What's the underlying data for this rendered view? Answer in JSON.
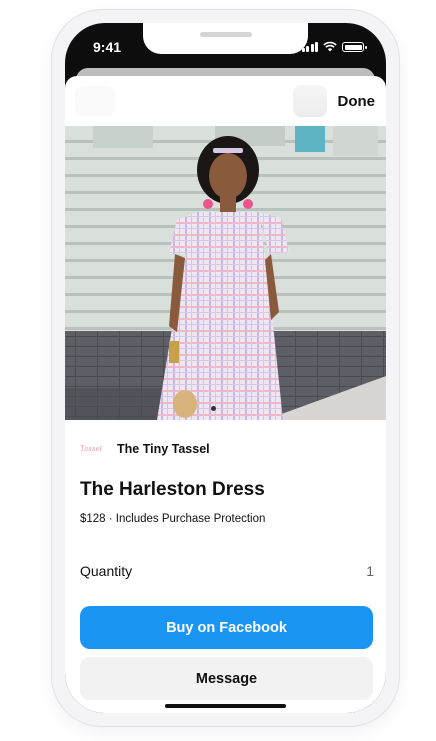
{
  "status_bar": {
    "time": "9:41"
  },
  "header": {
    "done_label": "Done"
  },
  "product": {
    "photo_icon": "product-photo",
    "seller_logo_text": "Tassel",
    "seller_name": "The Tiny Tassel",
    "title": "The Harleston Dress",
    "price_line": "$128 · Includes Purchase Protection"
  },
  "quantity": {
    "label": "Quantity",
    "value": "1"
  },
  "actions": {
    "buy_label": "Buy on Facebook",
    "message_label": "Message"
  },
  "colors": {
    "primary": "#1b95f3",
    "secondary_bg": "#f2f2f2"
  }
}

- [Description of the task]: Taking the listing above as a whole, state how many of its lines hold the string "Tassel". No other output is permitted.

- [Exercise response]: 2